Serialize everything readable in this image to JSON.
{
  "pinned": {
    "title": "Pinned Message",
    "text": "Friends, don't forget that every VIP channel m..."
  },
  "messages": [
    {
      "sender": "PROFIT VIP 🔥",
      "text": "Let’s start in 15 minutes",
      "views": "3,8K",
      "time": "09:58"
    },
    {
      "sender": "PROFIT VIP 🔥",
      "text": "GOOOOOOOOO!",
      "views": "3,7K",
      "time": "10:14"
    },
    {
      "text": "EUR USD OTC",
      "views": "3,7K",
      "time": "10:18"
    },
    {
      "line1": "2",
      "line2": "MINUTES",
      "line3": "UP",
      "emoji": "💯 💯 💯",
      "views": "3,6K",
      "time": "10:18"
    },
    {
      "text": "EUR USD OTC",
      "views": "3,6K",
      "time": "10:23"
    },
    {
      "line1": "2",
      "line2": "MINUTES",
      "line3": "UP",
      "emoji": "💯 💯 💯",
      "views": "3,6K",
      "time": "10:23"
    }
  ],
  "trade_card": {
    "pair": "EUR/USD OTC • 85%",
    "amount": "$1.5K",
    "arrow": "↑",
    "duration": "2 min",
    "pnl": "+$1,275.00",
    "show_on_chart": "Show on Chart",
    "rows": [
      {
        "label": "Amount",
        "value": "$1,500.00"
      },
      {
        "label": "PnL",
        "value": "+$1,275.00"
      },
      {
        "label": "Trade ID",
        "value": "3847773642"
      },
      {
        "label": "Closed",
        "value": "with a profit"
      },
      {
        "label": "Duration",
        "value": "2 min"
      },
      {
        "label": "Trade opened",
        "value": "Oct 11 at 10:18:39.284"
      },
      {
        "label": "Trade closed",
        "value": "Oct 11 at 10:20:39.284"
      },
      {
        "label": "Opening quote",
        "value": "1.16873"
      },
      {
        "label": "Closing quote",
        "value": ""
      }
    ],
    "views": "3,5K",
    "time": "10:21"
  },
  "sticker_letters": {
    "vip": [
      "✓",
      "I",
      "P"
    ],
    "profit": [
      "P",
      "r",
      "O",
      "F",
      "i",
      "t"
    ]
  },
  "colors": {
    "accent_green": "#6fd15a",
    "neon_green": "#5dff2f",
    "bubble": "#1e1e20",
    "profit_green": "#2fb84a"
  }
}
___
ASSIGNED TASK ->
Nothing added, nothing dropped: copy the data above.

RESPONSE TO THE EXERCISE ->
Serialize everything readable in this image to JSON.
{
  "pinned": {
    "title": "Pinned Message",
    "text": "Friends, don't forget that every VIP channel m..."
  },
  "messages": [
    {
      "sender": "PROFIT VIP 🔥",
      "text": "Let’s start in 15 minutes",
      "views": "3,8K",
      "time": "09:58"
    },
    {
      "sender": "PROFIT VIP 🔥",
      "text": "GOOOOOOOOO!",
      "views": "3,7K",
      "time": "10:14"
    },
    {
      "text": "EUR USD OTC",
      "views": "3,7K",
      "time": "10:18"
    },
    {
      "line1": "2",
      "line2": "MINUTES",
      "line3": "UP",
      "emoji": "💯 💯 💯",
      "views": "3,6K",
      "time": "10:18"
    },
    {
      "text": "EUR USD OTC",
      "views": "3,6K",
      "time": "10:23"
    },
    {
      "line1": "2",
      "line2": "MINUTES",
      "line3": "UP",
      "emoji": "💯 💯 💯",
      "views": "3,6K",
      "time": "10:23"
    }
  ],
  "trade_card": {
    "pair": "EUR/USD OTC • 85%",
    "amount": "$1.5K",
    "arrow": "↑",
    "duration": "2 min",
    "pnl": "+$1,275.00",
    "show_on_chart": "Show on Chart",
    "rows": [
      {
        "label": "Amount",
        "value": "$1,500.00"
      },
      {
        "label": "PnL",
        "value": "+$1,275.00"
      },
      {
        "label": "Trade ID",
        "value": "3847773642"
      },
      {
        "label": "Closed",
        "value": "with a profit"
      },
      {
        "label": "Duration",
        "value": "2 min"
      },
      {
        "label": "Trade opened",
        "value": "Oct 11 at 10:18:39.284"
      },
      {
        "label": "Trade closed",
        "value": "Oct 11 at 10:20:39.284"
      },
      {
        "label": "Opening quote",
        "value": "1.16873"
      },
      {
        "label": "Closing quote",
        "value": ""
      }
    ],
    "views": "3,5K",
    "time": "10:21"
  },
  "sticker_letters": {
    "vip": [
      "✓",
      "I",
      "P"
    ],
    "profit": [
      "P",
      "r",
      "O",
      "F",
      "i",
      "t"
    ]
  },
  "colors": {
    "accent_green": "#6fd15a",
    "neon_green": "#5dff2f",
    "bubble": "#1e1e20",
    "profit_green": "#2fb84a"
  }
}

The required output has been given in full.